{¶ 40} In short, I have found no emerging jurisprudence that the test for merger is whether all elements of the compared offenses coincide exactly; therefore, I do not find clarification of State v. Rance to be necessary.

{¶ 41} Applying the Rance test, I conclude that the court of appeals in the case before it was correct in determining that the elements of trafficking in a controlled substance align with the elements of possession of a controlled substance to such a degree that commission of trafficking will result in the commission of possession. To be guilty of trafficking under R.C. 2925.03(A)(2) (hereinafter, "trafficking (shipment)"), the offender must knowingly prepare for shipment, ship, transport, deliver, prepare for distribution, or distribute a controlled substance knowing, or having reason to know, that the substance is intended for sale. To be guilty of possession under R.C. 2925.11(A), the offender must knowingly obtain, possess, or use a controlled substance. The court of appeals determined, and I agree, that the performance of any of the acts constituting trafficking (shipment) necessarily involves the exercise of sufficient control over the controlled substance to constitute constructive possession of the substance.

{¶ 42} The state contends that one can be guilty, as an aider or abettor, of trafficking (shipment) without exercising control, constructive or otherwise, over the controlled substance. For example, one could finance the shipment, by another, of the controlled substance. But if by doing so, the charged offender has aided and abetted another to ship a controlled substance that is intended for sale, then the charged offender has equally aided and abetted the other to exercise sufficient control over that controlled substance to constitute constructive possession. Therefore, if one is guilty, as an aider or abettor, of trafficking (shipment), then one is necessarily guilty, as an aider or abettor, of possession. So consideration of the possible violation of each statute as an aider or abettor, rather than as a principal, does not change the result.
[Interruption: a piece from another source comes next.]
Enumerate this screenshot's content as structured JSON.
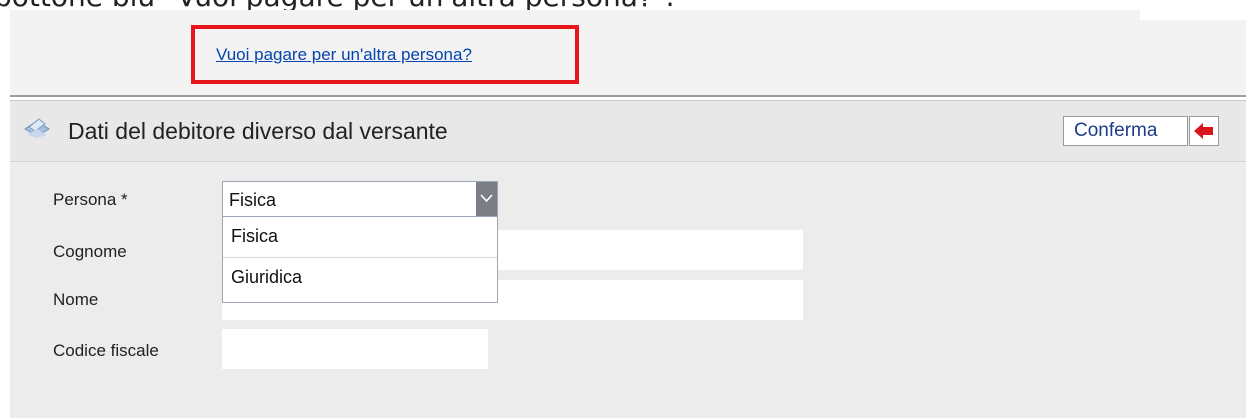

{¶ 43} I agree with Justice Lundberg Stratton that in this case, Cabrales clearly trafficked in, and possessed, the marijuana with the same animus — to sell it. Therefore, I agree with the conclusion that the trafficking (shipment) and possession offenses are allied offenses of similar import that must be merged.
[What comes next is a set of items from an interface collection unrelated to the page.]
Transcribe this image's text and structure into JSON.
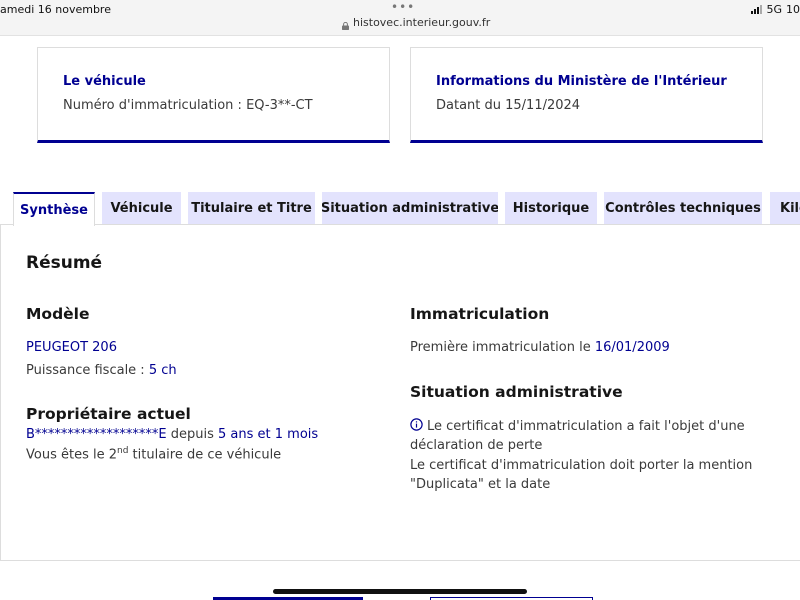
{
  "status_bar": {
    "date": "amedi 16 novembre",
    "menu_dots": "•••",
    "url": "histovec.interieur.gouv.fr",
    "network": "5G",
    "battery": "10"
  },
  "cards": {
    "vehicle": {
      "title": "Le véhicule",
      "text": "Numéro d'immatriculation : EQ-3**-CT"
    },
    "ministry": {
      "title": "Informations du Ministère de l'Intérieur",
      "text": "Datant du 15/11/2024"
    }
  },
  "tabs": [
    {
      "label": "Synthèse",
      "active": true
    },
    {
      "label": "Véhicule",
      "active": false
    },
    {
      "label": "Titulaire et Titre",
      "active": false
    },
    {
      "label": "Situation administrative",
      "active": false
    },
    {
      "label": "Historique",
      "active": false
    },
    {
      "label": "Contrôles techniques",
      "active": false
    },
    {
      "label": "Kilo",
      "active": false
    }
  ],
  "summary": {
    "title": "Résumé",
    "model": {
      "heading": "Modèle",
      "name": "PEUGEOT 206",
      "power_label": "Puissance fiscale : ",
      "power_value": "5 ch"
    },
    "owner": {
      "heading": "Propriétaire actuel",
      "name": "B*******************E",
      "since_label": " depuis ",
      "since_value": "5 ans et 1 mois",
      "rank_prefix": "Vous êtes le 2",
      "rank_sup": "nd",
      "rank_suffix": " titulaire de ce véhicule"
    },
    "registration": {
      "heading": "Immatriculation",
      "first_label": "Première immatriculation le ",
      "first_date": "16/01/2009"
    },
    "admin": {
      "heading": "Situation administrative",
      "line1": "Le certificat d'immatriculation a fait l'objet d'une",
      "line2": "déclaration de perte",
      "line3": "Le certificat d'immatriculation doit porter la mention",
      "line4": "\"Duplicata\" et la date"
    }
  },
  "colors": {
    "accent": "#000091",
    "tab_bg": "#e3e3fd",
    "text": "#161616",
    "muted_text": "#3a3a3a",
    "border": "#dddddd"
  },
  "icons": {
    "lock": "lock-icon",
    "signal": "signal-icon",
    "info": "info-icon"
  }
}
{¶ 44} As to the merger of each of these offenses with the offense of trafficking under R.C. 2925.03(A)(1) (hereinafter, "trafficking (sale)"), I agree that the elements of the latter offense may be satisfied by a mere offer to sell a controlled substance, which would not require that the controlled substance even exist, much less that the offeror has exercised any control over the controlled substance. Furthermore, although the offense of trafficking (shipment) under R.C. 2925.03(A)(2) requires that the controlled substance involved be intended for sale, either by the offender or by another, it does not require the actual occurrence of a sale or offer to sell. Therefore, the commission of the trafficking (sale) offense does not necessarily result either in the commission of the trafficking (shipment) offense or in the commission of the R.C. 2925.11(A) possession offense. Conversely, commission of either of the latter offenses does not necessarily result in commission of the trafficking (sale) offense, since neither the trafficking (shipment) offense nor the possession offense requires proof of the occurrence of a sale or offer to sell.

{¶ 45} I agree, then, that while the trafficking (shipment) and possession offenses merge in this case, the trafficking (sale) offense does not merge with either of those offenses.